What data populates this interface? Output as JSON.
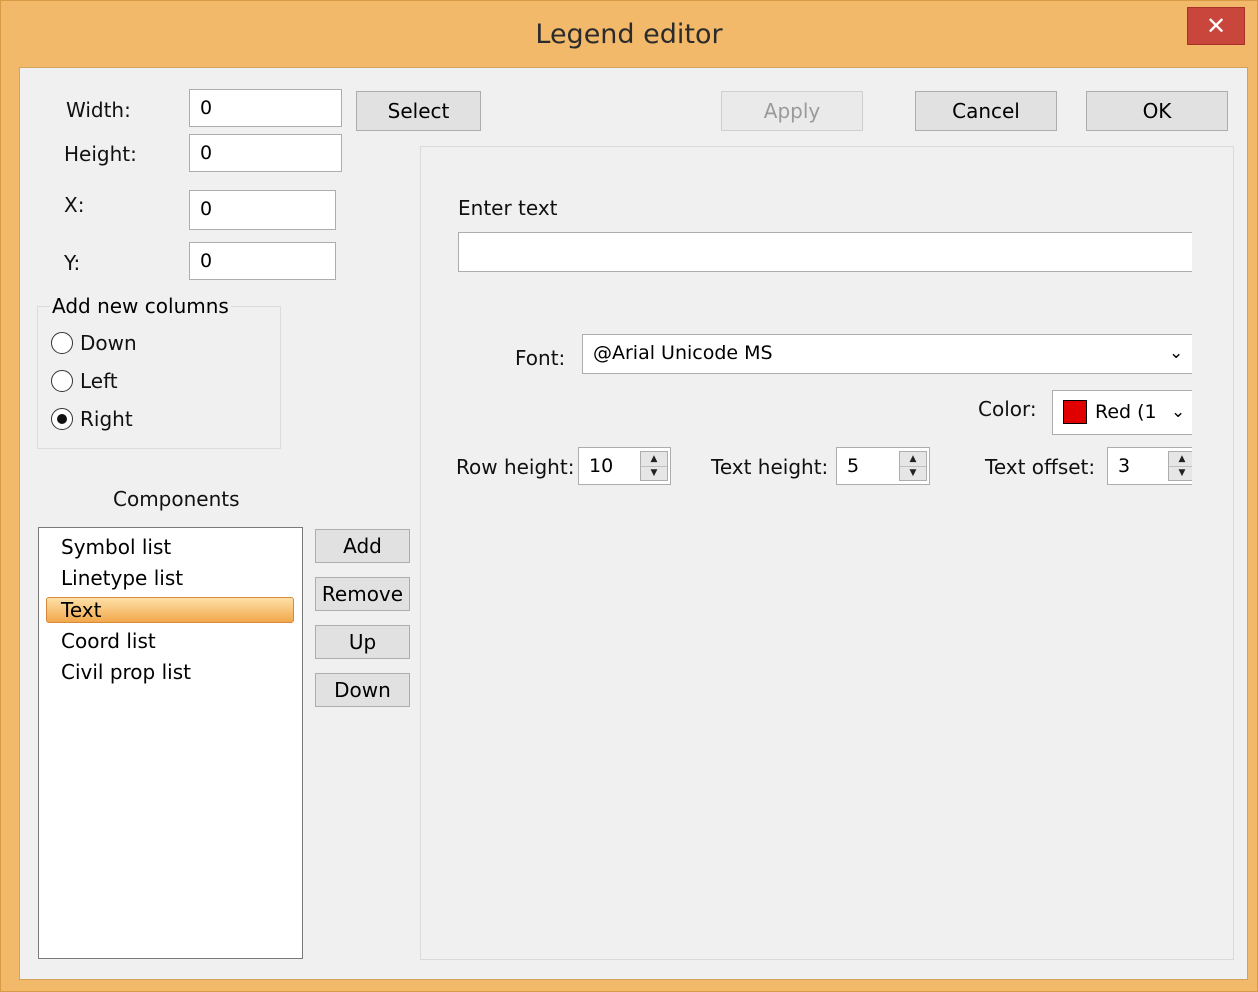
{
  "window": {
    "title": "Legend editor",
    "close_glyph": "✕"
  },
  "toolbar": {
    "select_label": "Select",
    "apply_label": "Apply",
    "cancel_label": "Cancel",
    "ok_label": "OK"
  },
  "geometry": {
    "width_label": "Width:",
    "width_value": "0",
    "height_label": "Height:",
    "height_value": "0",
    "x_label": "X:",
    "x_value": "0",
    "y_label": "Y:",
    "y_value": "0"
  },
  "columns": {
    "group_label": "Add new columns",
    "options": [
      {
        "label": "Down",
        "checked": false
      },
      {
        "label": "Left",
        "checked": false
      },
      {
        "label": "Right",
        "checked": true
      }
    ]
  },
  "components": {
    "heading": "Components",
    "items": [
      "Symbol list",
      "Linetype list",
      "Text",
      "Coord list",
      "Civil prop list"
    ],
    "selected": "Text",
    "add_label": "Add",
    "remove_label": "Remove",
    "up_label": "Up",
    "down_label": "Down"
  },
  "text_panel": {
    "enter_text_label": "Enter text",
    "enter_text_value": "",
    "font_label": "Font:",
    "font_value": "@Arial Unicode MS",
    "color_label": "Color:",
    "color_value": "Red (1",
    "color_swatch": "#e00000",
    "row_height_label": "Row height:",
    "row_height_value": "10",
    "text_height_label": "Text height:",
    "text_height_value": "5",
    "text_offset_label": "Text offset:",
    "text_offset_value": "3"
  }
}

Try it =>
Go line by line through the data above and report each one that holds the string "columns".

Solution =>
  "columns": {
    "group_label": "Add new columns",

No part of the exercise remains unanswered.